A variety of factors played into making this election so historic for Georgians, such as the growth of its Democratic-leaning suburbs or the state’s implementation of automatic voter registration in 2016. However, the most prominent contribution is the extraordinary work of voting rights advocates who had been preparing for this change for years. This group is composed of Black female elected officials—among them the lauded Stacey Abrams—and community organizers who approached the shortcomings of Democrats in the South from a different angle. 

After Georgia’s controversial gubernatorial election in 2018, which would have made Abrams the first Black woman to be elected governor anywhere in the United States had she won, Abrams decided to present a new strategy to Democrats: they could win more races by being more inclusive of disengaged voters of color rather than focusing on persuading undecided, moderate, usually white voters. That same year, Abrams founded Fair Fight, an organization that promotes fair elections, encourages voter participation, and educates voters about their rights.

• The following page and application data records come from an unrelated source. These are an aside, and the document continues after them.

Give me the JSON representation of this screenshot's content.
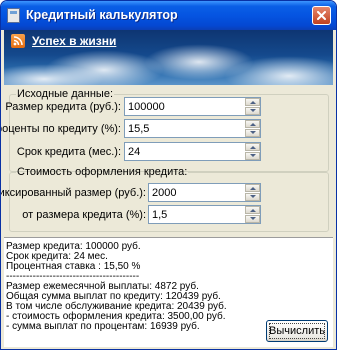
{
  "window": {
    "title": "Кредитный калькулятор"
  },
  "banner": {
    "link_text": "Успех в жизни"
  },
  "initial_group": {
    "legend": "Исходные данные:",
    "fields": [
      {
        "label": "Размер кредита (руб.):",
        "value": "100000"
      },
      {
        "label": "Проценты по кредиту (%):",
        "value": "15,5"
      },
      {
        "label": "Срок кредита (мес.):",
        "value": "24"
      }
    ]
  },
  "cost_group": {
    "legend": "Стоимость оформления кредита:",
    "fields": [
      {
        "label": "фиксированный размер (руб.):",
        "value": "2000"
      },
      {
        "label": "от размера кредита (%):",
        "value": "1,5"
      }
    ]
  },
  "results": {
    "lines": [
      "Размер кредита: 100000 руб.",
      "Срок кредита: 24 мес.",
      "Процентная ставка : 15,50 %",
      "----------------------------------------",
      "Размер ежемесячной выплаты: 4872 руб.",
      "Общая сумма выплат по кредиту: 120439 руб.",
      "В том числе обслуживание кредита: 20439 руб.",
      " - стоимость оформления кредита: 3500,00 руб.",
      " - сумма выплат по процентам: 16939 руб."
    ],
    "calculate_label": "Вычислить"
  }
}
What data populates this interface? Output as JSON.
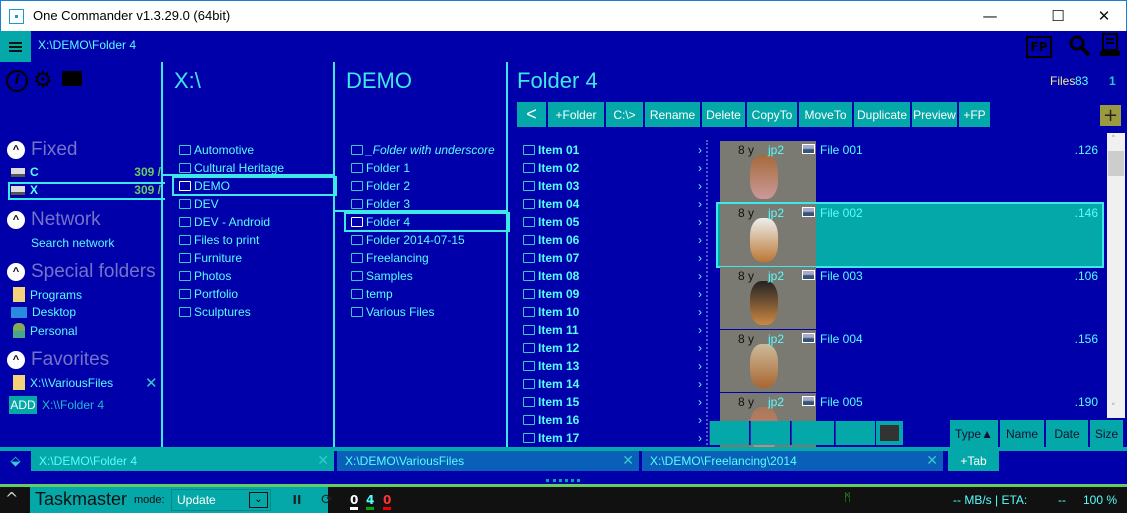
{
  "window": {
    "title": "One Commander v1.3.29.0 (64bit)",
    "minimize": "—",
    "maximize": "☐",
    "close": "✕"
  },
  "pathbar": {
    "path": "X:\\DEMO\\Folder 4"
  },
  "top_icons": {
    "fp": "FP",
    "search": "🔍",
    "panel": "▤"
  },
  "sidebar": {
    "fixed": {
      "label": "Fixed",
      "drives": [
        {
          "name": "C",
          "free": "309 /"
        },
        {
          "name": "X",
          "free": "309 /"
        }
      ]
    },
    "network": {
      "label": "Network",
      "items": [
        "Search network"
      ]
    },
    "special": {
      "label": "Special folders",
      "items": [
        "Programs",
        "Desktop",
        "Personal"
      ]
    },
    "favorites": {
      "label": "Favorites",
      "items": [
        "X:\\\\VariousFiles"
      ],
      "add_label": "ADD",
      "add_path": "X:\\\\Folder 4"
    }
  },
  "col1": {
    "title": "X:\\",
    "items": [
      "Automotive",
      "Cultural Heritage",
      "DEMO",
      "DEV",
      "DEV - Android",
      "Files to print",
      "Furniture",
      "Photos",
      "Portfolio",
      "Sculptures"
    ]
  },
  "col2": {
    "title": "DEMO",
    "items": [
      "_Folder with underscore",
      "Folder 1",
      "Folder 2",
      "Folder 3",
      "Folder 4",
      "Folder 2014-07-15",
      "Freelancing",
      "Samples",
      "temp",
      "Various Files"
    ]
  },
  "col3": {
    "title": "Folder 4",
    "files_label": "Files",
    "files_count": "83",
    "selected_count": "1",
    "toolbar": [
      "+Folder",
      "C:\\>",
      "Rename",
      "Delete",
      "CopyTo",
      "MoveTo",
      "Duplicate",
      "Preview",
      "+FP"
    ],
    "back": "<",
    "add": "+",
    "items": [
      "Item 01",
      "Item 02",
      "Item 03",
      "Item 04",
      "Item 05",
      "Item 06",
      "Item 07",
      "Item 08",
      "Item 09",
      "Item 10",
      "Item 11",
      "Item 12",
      "Item 13",
      "Item 14",
      "Item 15",
      "Item 16",
      "Item 17"
    ],
    "files": [
      {
        "age": "8 y",
        "ext": "jp2",
        "name": "File 001",
        "size": ".126"
      },
      {
        "age": "8 y",
        "ext": "jp2",
        "name": "File 002",
        "size": ".146"
      },
      {
        "age": "8 y",
        "ext": "jp2",
        "name": "File 003",
        "size": ".106"
      },
      {
        "age": "8 y",
        "ext": "jp2",
        "name": "File 004",
        "size": ".156"
      },
      {
        "age": "8 y",
        "ext": "jp2",
        "name": "File 005",
        "size": ".190"
      }
    ],
    "sort": [
      "Type▲",
      "Name",
      "Date",
      "Size"
    ]
  },
  "tabs": [
    {
      "path": "X:\\DEMO\\Folder 4"
    },
    {
      "path": "X:\\DEMO\\VariousFiles"
    },
    {
      "path": "X:\\DEMO\\Freelancing\\2014"
    }
  ],
  "add_tab": "+Tab",
  "taskmaster": {
    "title": "Taskmaster",
    "mode_label": "mode:",
    "mode_value": "Update",
    "counts": [
      "0",
      "4",
      "0"
    ],
    "speed": "-- MB/s | ETA:",
    "eta": "--",
    "percent": "100 %"
  }
}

The organization was able to register an estimated 800,000 new voters in Georgia, nearly half of whom are people of color, by the presidential election.

Abrams was not the sole influence in registering new voters and helping nudge swing states to be blue, and though she has done incredible work, we must also continue to remind ourselves that she was not the only one participating in local organization. Doing so will trap us in a perspective analogous to that through which we see the Civil Rights Movement, namely our idolization of Dr. Martin Luther King Jr. and Rosa Parks at the cost of oversimplifying their true ideologies and obscuring the tireless work of other grassroots activists. 

In fact, many people in key cities like Atlanta, Philadelphia, or Pittsburgh credit Black women in their communities for encouraging people to exercise their right to vote. Women of color have played an increasingly large role in elections, whether through record-breaking participation in them or registering and educating family, friends, and local community members. Their years-long work is so notable that it, alongside Georgia’s flip from red to blue, has people questioning whether the South has started straying from Republicans. 

What the work of Abrams and grassroots organizers  in voter participation reveals to us is the indisputable significance of enacting change on the local level. It is tempting to make sweeping statements about what we should do, but more often than not, doing so produces empty shells rather than genuine action. In order for us to see real progress, we must build a foundation for it, piece by piece, as people, specifically Black women, have been doing in Georgia for the past few years. 

The results of the 2020 presidential election were not guaranteed and continue to be contested to this day, weeks after a white supremacy-fueled insurrection that rocked our nation. But as Amanda Gorman stated in her inaugural poem, “While democracy can be periodically delayed / it can never be permanently defeated.” Now more than ever, we need grassroots organizers to help spur the change that this country needs; if only we look hard enough and offer our support, we will find a Stacey Abrams in every corner of the fight for justice—a fight that is nowhere near its end.